For those familiar with the band up to this point, the second EP Sans lead off track “The Swan” makes a triumphant appearance in all of its huge pounding and soaring glory.  It has the same kind of vibe as Interpol’s “PDA,” but not as dry and angular.  Also, both sides of their late 2013 pre-LP single emerge in fuller forms.  The “Son of Mustang Ford” careening abandon and white hot riffage of “Kenworth” slowly dissolves into a floating in space ambient conclusion, while the super catchy buzz and spooky keyboards of “Cut the Grass” are allowed to come to a proper conclusion now, as the abrupt fade-out from the 7” is corrected.  Meanwhile all of the new material blasts and swoons perfectly.
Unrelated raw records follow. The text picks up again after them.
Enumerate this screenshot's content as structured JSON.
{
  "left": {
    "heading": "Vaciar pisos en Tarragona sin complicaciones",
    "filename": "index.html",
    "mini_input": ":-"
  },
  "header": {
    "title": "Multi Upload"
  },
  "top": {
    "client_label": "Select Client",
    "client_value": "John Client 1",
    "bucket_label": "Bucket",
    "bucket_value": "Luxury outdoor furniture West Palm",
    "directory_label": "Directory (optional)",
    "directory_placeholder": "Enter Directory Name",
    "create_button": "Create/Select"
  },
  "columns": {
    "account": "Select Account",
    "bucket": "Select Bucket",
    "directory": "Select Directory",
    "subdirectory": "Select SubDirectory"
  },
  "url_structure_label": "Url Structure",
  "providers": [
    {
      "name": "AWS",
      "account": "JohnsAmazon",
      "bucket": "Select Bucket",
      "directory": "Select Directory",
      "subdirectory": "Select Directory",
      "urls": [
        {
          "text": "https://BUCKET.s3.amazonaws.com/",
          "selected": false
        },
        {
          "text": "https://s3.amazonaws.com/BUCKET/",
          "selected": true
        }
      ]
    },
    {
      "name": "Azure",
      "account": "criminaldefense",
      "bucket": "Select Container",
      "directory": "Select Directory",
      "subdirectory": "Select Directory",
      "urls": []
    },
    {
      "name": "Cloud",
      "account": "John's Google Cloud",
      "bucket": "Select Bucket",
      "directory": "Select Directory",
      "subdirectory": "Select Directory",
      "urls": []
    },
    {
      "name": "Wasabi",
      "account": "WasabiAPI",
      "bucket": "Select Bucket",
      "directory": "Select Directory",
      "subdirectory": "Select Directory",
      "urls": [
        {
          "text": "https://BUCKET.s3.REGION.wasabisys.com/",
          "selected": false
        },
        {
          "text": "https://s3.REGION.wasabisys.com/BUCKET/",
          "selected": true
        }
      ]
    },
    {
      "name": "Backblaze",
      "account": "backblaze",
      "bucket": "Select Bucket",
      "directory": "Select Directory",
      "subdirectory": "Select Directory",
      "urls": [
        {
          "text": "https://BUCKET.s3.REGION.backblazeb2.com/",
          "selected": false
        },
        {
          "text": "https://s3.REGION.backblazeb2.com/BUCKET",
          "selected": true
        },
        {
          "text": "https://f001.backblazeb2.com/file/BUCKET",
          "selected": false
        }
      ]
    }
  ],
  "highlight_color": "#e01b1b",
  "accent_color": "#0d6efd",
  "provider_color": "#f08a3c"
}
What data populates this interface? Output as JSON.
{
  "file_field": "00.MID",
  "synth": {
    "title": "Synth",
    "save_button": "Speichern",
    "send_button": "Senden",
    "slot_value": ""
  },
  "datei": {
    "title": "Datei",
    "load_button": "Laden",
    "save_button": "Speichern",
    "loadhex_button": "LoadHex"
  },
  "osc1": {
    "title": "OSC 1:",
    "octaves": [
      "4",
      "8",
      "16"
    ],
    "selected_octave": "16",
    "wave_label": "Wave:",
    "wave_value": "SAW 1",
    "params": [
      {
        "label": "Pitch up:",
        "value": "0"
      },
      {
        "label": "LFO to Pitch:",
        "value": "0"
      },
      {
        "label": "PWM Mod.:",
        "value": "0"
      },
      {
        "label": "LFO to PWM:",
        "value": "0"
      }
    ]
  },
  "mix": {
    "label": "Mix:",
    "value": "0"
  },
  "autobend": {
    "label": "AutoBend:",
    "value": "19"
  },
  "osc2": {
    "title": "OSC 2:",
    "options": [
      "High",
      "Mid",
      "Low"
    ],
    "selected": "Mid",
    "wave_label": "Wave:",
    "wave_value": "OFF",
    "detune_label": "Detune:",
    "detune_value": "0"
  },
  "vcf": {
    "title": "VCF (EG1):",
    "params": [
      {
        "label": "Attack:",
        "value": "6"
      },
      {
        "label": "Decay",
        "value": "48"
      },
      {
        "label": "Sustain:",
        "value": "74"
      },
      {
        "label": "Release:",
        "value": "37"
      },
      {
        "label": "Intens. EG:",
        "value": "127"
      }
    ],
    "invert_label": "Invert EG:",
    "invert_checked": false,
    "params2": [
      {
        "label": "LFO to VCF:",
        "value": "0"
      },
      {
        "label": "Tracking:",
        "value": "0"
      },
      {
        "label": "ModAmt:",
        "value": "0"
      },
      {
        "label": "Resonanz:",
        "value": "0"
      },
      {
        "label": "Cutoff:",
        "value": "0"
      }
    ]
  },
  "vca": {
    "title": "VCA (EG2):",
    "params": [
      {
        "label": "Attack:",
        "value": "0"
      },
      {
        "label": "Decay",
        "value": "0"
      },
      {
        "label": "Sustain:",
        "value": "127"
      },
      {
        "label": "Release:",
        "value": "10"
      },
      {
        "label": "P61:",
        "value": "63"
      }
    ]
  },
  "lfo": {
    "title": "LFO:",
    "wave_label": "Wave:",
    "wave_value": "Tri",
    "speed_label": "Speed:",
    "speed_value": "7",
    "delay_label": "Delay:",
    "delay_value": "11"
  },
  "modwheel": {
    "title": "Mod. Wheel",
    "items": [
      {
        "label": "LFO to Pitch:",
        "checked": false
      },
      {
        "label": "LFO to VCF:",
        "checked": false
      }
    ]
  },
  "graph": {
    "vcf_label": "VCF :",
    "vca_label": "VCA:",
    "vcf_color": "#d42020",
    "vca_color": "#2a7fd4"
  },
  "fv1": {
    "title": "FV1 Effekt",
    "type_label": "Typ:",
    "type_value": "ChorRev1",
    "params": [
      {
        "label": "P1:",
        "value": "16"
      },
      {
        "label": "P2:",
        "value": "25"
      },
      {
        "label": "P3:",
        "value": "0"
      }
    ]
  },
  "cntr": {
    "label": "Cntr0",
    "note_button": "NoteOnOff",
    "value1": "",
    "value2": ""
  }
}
The album feels cohesive and flows naturally.  The new single “Get Tight” alternates a grinding power chord with each sung lyric and manages to alternate between heavy rock, dreamy psychedelia, and catchy three minute pop song.  Elsewhere, the opening mellow instrumental snippet of “1” explodes into “Geographic” whose hard strummed guitar hook instantly puts this song into overdrive, while the blistering and gliding “Northern Exposure” and its amazing chorus brings to mind the inspiration that is Teenage Fanclub’s “Star Sign.”  The second half of the album is the first real sign of their My Bloody Valentine influence, as “IV” is rife with layers of see-saw off-kilter feedback waves over the top of a stuttering shuffle beat.  The album closes with the most melancholic sounding song of the collection, “Loon Calls,” which is also one of their strongest to date,

It’s always difficult to describe what music sounds like, but it’s even harder when everything fits together so well in these ‘washes’ of melodic sound.  It takes so many listens to break apart mentally each component’s importance to the whole.  What I can say though, is that this is a lot of fun to listen to and both of their CDs have been on constant repeat at home and in my car for some time now.  I do not see that ending any time soon.  Now should I try and tell them Ken’s joke sometime before or after their performance tonight?  Probably not.

Cheatahs "Get Tight"


No comments:

Post a Comment